------ Information given

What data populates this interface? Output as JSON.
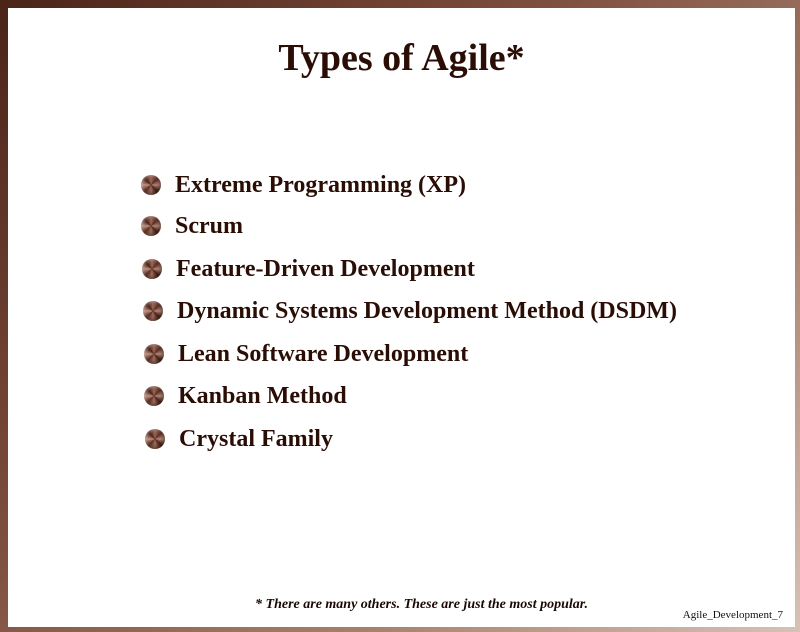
{
  "slide": {
    "title": "Types of Agile*",
    "items": [
      {
        "label": "Extreme Programming (XP)"
      },
      {
        "label": "Scrum"
      },
      {
        "label": "Feature-Driven Development"
      },
      {
        "label": "Dynamic Systems Development Method (DSDM)"
      },
      {
        "label": "Lean Software Development"
      },
      {
        "label": "Kanban Method"
      },
      {
        "label": "Crystal Family"
      }
    ],
    "footnote": "* There are many others.  These are just the most popular.",
    "slide_id": "Agile_Development_7"
  },
  "colors": {
    "text": "#2a0e06",
    "frame": "#7a4a3a",
    "bullet": "#5a2e22"
  },
  "icons": {
    "bullet": "bronze-sphere-bullet-icon"
  }
}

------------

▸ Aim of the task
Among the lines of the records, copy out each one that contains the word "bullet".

▸ Answer to this problem
    "bullet": "#5a2e22"
    "bullet": "bronze-sphere-bullet-icon"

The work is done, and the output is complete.